One of those iconic Oxford views.  I unashamedly stuck my hand through the gates to get this shot — free tour group wanderers were not welcome this day.  This is All Souls, the postgraduate research college.  All Terry Pratchett books become instantly funnier once you know more about All Souls.  Now, where did I put my Mallard?IMG_4909

And to another side of Radcliffe Camera, The University Church of St Mary the Virgin.  IMG_4913

Around the corner by the church, check out the lamp-post credited with inspiring CS Lewis to place a lamp-post just inside the border of Narnia — and the golden fauns to greet us.IMG_4915

One of the oldest pubs in Oxford, dating from the thirteenth century, where the host was once famous for slicing off men’s ties and giving them a free beer in exchange.  (Ladies were out of luck, one guesses.)IMG_4916

Zip on around to the expansive grounds of Christ Church.  In the background, there, is the Great Hall, which inspired the Great Hall in Hogwarts — I’ll send you back again to our visit to the Harry Potter Studio.  Because reality and history is great, like I said, but Harry Potter is better.IMG_4923

The beautiful Meadow building.  I will not lie to you.  I went home this day and looked up lifelong learning courses at Oxford.  I was ready to sign up.  I’ve been to colleges and universities up and down and side to side the US, but … Oxford.  The only place better would be Hogwarts.  Obviously.IMG_4935

A scene I liked outside Merton College.  Also, it smelled delicious right here.IMG_4936

If you are a fan of the Inspector Morse series, this scene needs no explanation.  If you are not, this scene also requires no explanation.IMG_4938

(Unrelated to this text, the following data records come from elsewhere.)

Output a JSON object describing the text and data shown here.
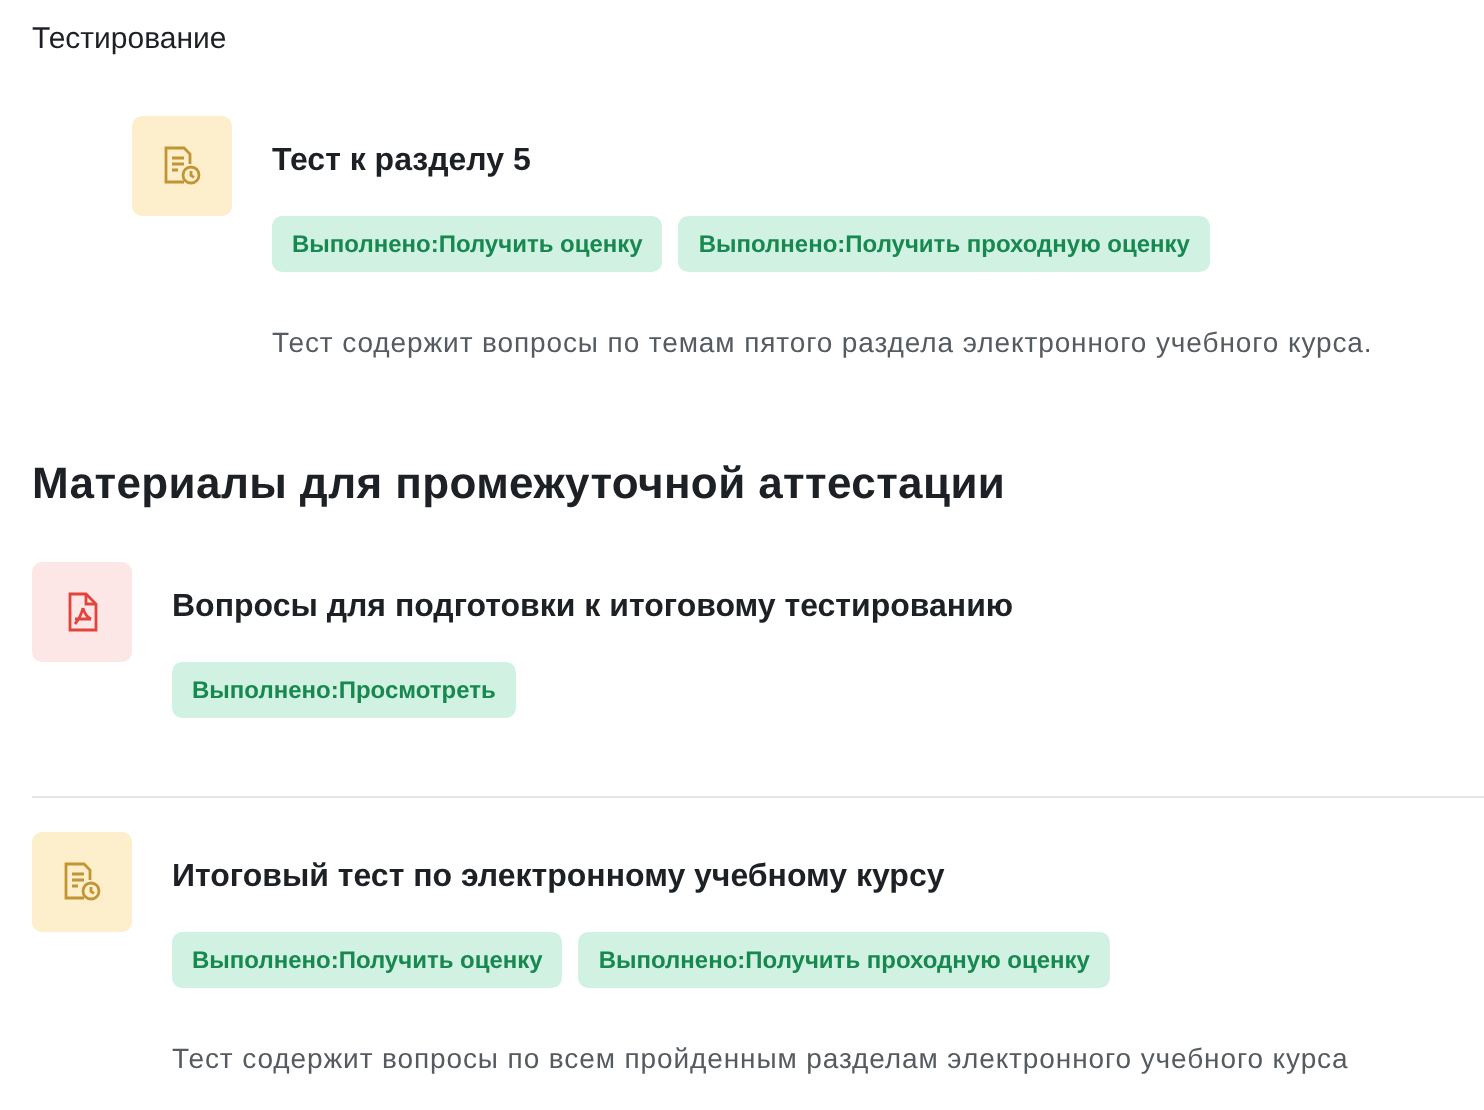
{
  "section_title": "Тестирование",
  "section_activities": [
    {
      "kind": "quiz",
      "title": "Тест к разделу 5",
      "badges": [
        "Выполнено:Получить оценку",
        "Выполнено:Получить проходную оценку"
      ],
      "description": "Тест содержит вопросы по темам пятого раздела электронного учебного курса."
    }
  ],
  "heading": "Материалы для промежуточной аттестации",
  "activities": [
    {
      "kind": "pdf",
      "title": "Вопросы для подготовки к итоговому тестированию",
      "badges": [
        "Выполнено:Просмотреть"
      ]
    },
    {
      "kind": "quiz",
      "title": "Итоговый тест по электронному учебному курсу",
      "badges": [
        "Выполнено:Получить оценку",
        "Выполнено:Получить проходную оценку"
      ],
      "description": "Тест содержит вопросы по всем пройденным разделам электронного учебного курса"
    }
  ]
}
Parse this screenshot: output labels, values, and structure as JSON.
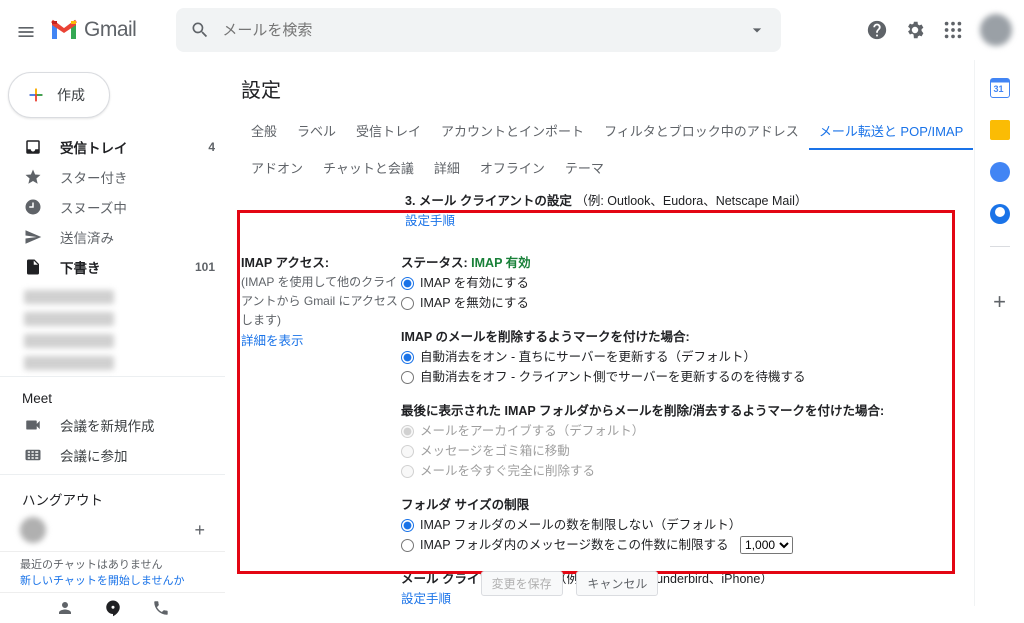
{
  "header": {
    "logo_text": "Gmail",
    "search_placeholder": "メールを検索"
  },
  "compose_label": "作成",
  "nav": {
    "inbox": {
      "label": "受信トレイ",
      "count": "4"
    },
    "starred": {
      "label": "スター付き"
    },
    "snoozed": {
      "label": "スヌーズ中"
    },
    "sent": {
      "label": "送信済み"
    },
    "drafts": {
      "label": "下書き",
      "count": "101"
    }
  },
  "meet": {
    "title": "Meet",
    "new": "会議を新規作成",
    "join": "会議に参加"
  },
  "hangout": {
    "title": "ハングアウト"
  },
  "chat_footer": {
    "line1": "最近のチャットはありません",
    "line2": "新しいチャットを開始しませんか"
  },
  "settings": {
    "title": "設定",
    "tabs": {
      "general": "全般",
      "labels": "ラベル",
      "inbox": "受信トレイ",
      "accounts": "アカウントとインポート",
      "filters": "フィルタとブロック中のアドレス",
      "forwarding": "メール転送と POP/IMAP",
      "addons": "アドオン",
      "chat": "チャットと会議",
      "advanced": "詳細",
      "offline": "オフライン",
      "themes": "テーマ"
    }
  },
  "top_section": {
    "heading": "3. メール クライアントの設定",
    "examples": "（例: Outlook、Eudora、Netscape Mail）",
    "link": "設定手順"
  },
  "imap": {
    "left": {
      "heading": "IMAP アクセス:",
      "sub": "(IMAP を使用して他のクライアントから Gmail にアクセスします)",
      "detail": "詳細を表示"
    },
    "status_label": "ステータス:",
    "status_value": "IMAP 有効",
    "enable": "IMAP を有効にする",
    "disable": "IMAP を無効にする",
    "delete_heading": "IMAP のメールを削除するようマークを付けた場合:",
    "delete_opt1": "自動消去をオン - 直ちにサーバーを更新する（デフォルト）",
    "delete_opt2": "自動消去をオフ - クライアント側でサーバーを更新するのを待機する",
    "last_heading": "最後に表示された IMAP フォルダからメールを削除/消去するようマークを付けた場合:",
    "last_opt1": "メールをアーカイブする（デフォルト）",
    "last_opt2": "メッセージをゴミ箱に移動",
    "last_opt3": "メールを今すぐ完全に削除する",
    "folder_heading": "フォルダ サイズの制限",
    "folder_opt1": "IMAP フォルダのメールの数を制限しない（デフォルト）",
    "folder_opt2": "IMAP フォルダ内のメッセージ数をこの件数に制限する",
    "folder_select": "1,000",
    "client_heading": "メール クライアントの設定",
    "client_examples": "（例: Outlook、Thunderbird、iPhone）",
    "client_link": "設定手順"
  },
  "buttons": {
    "save": "変更を保存",
    "cancel": "キャンセル"
  }
}
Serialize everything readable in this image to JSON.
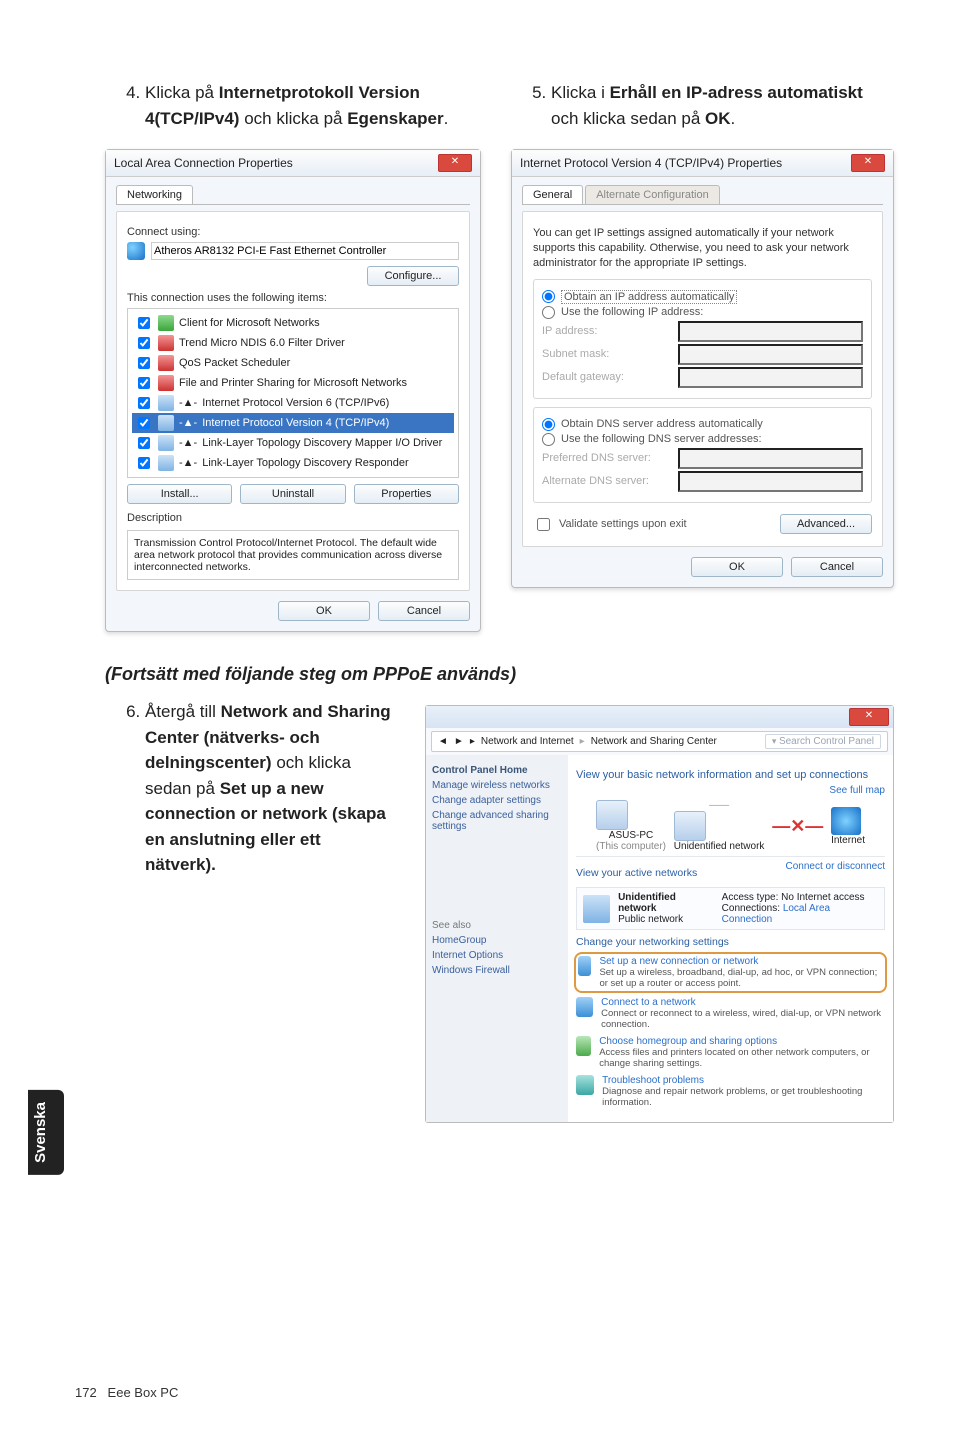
{
  "lang_tab": "Svenska",
  "step4": {
    "num": "4.",
    "text_pre": "Klicka på ",
    "b1": "Internetprotokoll Version 4(TCP/IPv4)",
    "mid": " och klicka på ",
    "b2": "Egenskaper",
    "post": "."
  },
  "step5": {
    "num": "5.",
    "text_pre": "Klicka i ",
    "b1": "Erhåll en IP-adress automatiskt",
    "mid": " och klicka sedan på ",
    "b2": "OK",
    "post": "."
  },
  "step6": {
    "num": "6.",
    "pre": "Återgå till ",
    "b1": "Network and Sharing Center (nätverks- och delningscenter)",
    "mid": " och klicka sedan på ",
    "b2": "Set up a new connection or network (skapa en anslutning eller ett nätverk).",
    "post": ""
  },
  "section_title": "(Fortsätt med följande steg om PPPoE används)",
  "lac": {
    "title": "Local Area Connection Properties",
    "tab": "Networking",
    "connect_using": "Connect using:",
    "adapter": "Atheros AR8132 PCI-E Fast Ethernet Controller",
    "configure": "Configure...",
    "uses_label": "This connection uses the following items:",
    "items": [
      "Client for Microsoft Networks",
      "Trend Micro NDIS 6.0 Filter Driver",
      "QoS Packet Scheduler",
      "File and Printer Sharing for Microsoft Networks",
      "Internet Protocol Version 6 (TCP/IPv6)",
      "Internet Protocol Version 4 (TCP/IPv4)",
      "Link-Layer Topology Discovery Mapper I/O Driver",
      "Link-Layer Topology Discovery Responder"
    ],
    "install": "Install...",
    "uninstall": "Uninstall",
    "props": "Properties",
    "desc_title": "Description",
    "desc": "Transmission Control Protocol/Internet Protocol. The default wide area network protocol that provides communication across diverse interconnected networks.",
    "ok": "OK",
    "cancel": "Cancel"
  },
  "ipv4": {
    "title": "Internet Protocol Version 4 (TCP/IPv4) Properties",
    "tab1": "General",
    "tab2": "Alternate Configuration",
    "intro": "You can get IP settings assigned automatically if your network supports this capability. Otherwise, you need to ask your network administrator for the appropriate IP settings.",
    "r1": "Obtain an IP address automatically",
    "r2": "Use the following IP address:",
    "f1": "IP address:",
    "f2": "Subnet mask:",
    "f3": "Default gateway:",
    "r3": "Obtain DNS server address automatically",
    "r4": "Use the following DNS server addresses:",
    "f4": "Preferred DNS server:",
    "f5": "Alternate DNS server:",
    "validate": "Validate settings upon exit",
    "adv": "Advanced...",
    "ok": "OK",
    "cancel": "Cancel"
  },
  "nsc": {
    "addr1": "Network and Internet",
    "addr2": "Network and Sharing Center",
    "search": "Search Control Panel",
    "side_title": "Control Panel Home",
    "side": [
      "Manage wireless networks",
      "Change adapter settings",
      "Change advanced sharing settings"
    ],
    "side_also": "See also",
    "side_also_items": [
      "HomeGroup",
      "Internet Options",
      "Windows Firewall"
    ],
    "hdr1": "View your basic network information and set up connections",
    "map_left": "ASUS-PC",
    "map_left_sub": "(This computer)",
    "map_mid": "Unidentified network",
    "map_right": "Internet",
    "full_map": "See full map",
    "connect_or": "Connect or disconnect",
    "active_title": "View your active networks",
    "net_name": "Unidentified network",
    "net_type": "Public network",
    "acc": "Access type:",
    "acc_v": "No Internet access",
    "conn": "Connections:",
    "conn_v": "Local Area Connection",
    "chg": "Change your networking settings",
    "t1": "Set up a new connection or network",
    "t1d": "Set up a wireless, broadband, dial-up, ad hoc, or VPN connection; or set up a router or access point.",
    "t2": "Connect to a network",
    "t2d": "Connect or reconnect to a wireless, wired, dial-up, or VPN network connection.",
    "t3": "Choose homegroup and sharing options",
    "t3d": "Access files and printers located on other network computers, or change sharing settings.",
    "t4": "Troubleshoot problems",
    "t4d": "Diagnose and repair network problems, or get troubleshooting information."
  },
  "footer": {
    "page": "172",
    "title": "Eee Box PC"
  }
}
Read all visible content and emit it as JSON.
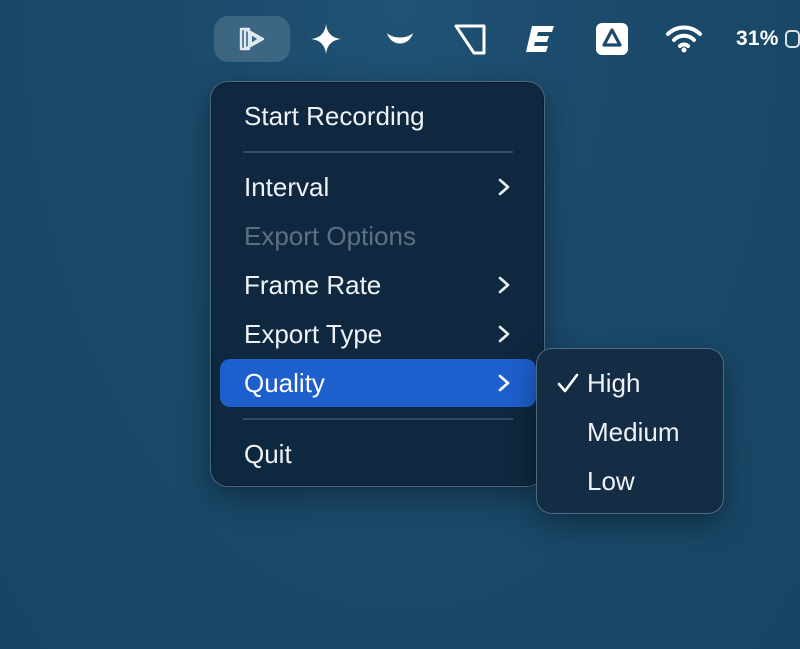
{
  "menubar": {
    "battery_text": "31%",
    "icons": [
      "app-play-icon",
      "sparkle-icon",
      "smile-icon",
      "shape-icon",
      "e-icon",
      "drive-icon",
      "wifi-icon",
      "battery-icon"
    ]
  },
  "menu": {
    "items": [
      {
        "label": "Start Recording"
      },
      {
        "label": "Interval",
        "has_submenu": true
      },
      {
        "label": "Export Options",
        "disabled": true
      },
      {
        "label": "Frame Rate",
        "has_submenu": true
      },
      {
        "label": "Export Type",
        "has_submenu": true
      },
      {
        "label": "Quality",
        "has_submenu": true,
        "selected": true
      },
      {
        "label": "Quit"
      }
    ],
    "selected_color": "#1d5fcc"
  },
  "submenu": {
    "items": [
      {
        "label": "High",
        "checked": true
      },
      {
        "label": "Medium"
      },
      {
        "label": "Low"
      }
    ]
  }
}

We took a turn up the former Grope Alley.  Thankfully gropeless, today.IMG_4940

And ended with our guide, fearless feet shown here, declaiming the dying words of the burning Cramner, who dripped his final bits of flesh at this spot in 1556.  Sort of like this, but with more charm.IMG_4942

And then we had lunch!  A happily cheese-rich lunch which restored our energy and recharged our vitality so that we could climb to the top of St. Mary’s tower (remember St. Mary’s from our walking tour?) and see Oxford from above.IMG_4948

Neo-palladian is fun to say.IMG_4950

Oh that golden Cotswold stone.IMG_4949

Still in shock at the sun of the day.IMG_4953

My friend on top of the tower and his handy eagle.IMG_4954

The High Street.IMG_4963

Part of Oriel College in the foreground.IMG_4975

And all the way around the corner again, with Radcliffe Camera peeking out to the right.  The Narnia lamp-post is directly below us.  Sort of.IMG_4981

One more farewell to the stunning view.IMG_4995

Don’t let the sun dazzle you on the way down…

Our walking tour took two hours and was worth every penny.  (Did I mention it was free?)  We tipped our guide, who certainly danced for his supper, and thanked him kindly.  We took a general walking tour, but topic-oriented tours are also available, from this or other tour operators — or you can download your own walking tour.  Or if you don’t happen to be in driving distance of Oxford, check out this stunning online virtual tour.

Dear Oxford, I love you.  Can I please live and study with you, somehow?  Like, forever?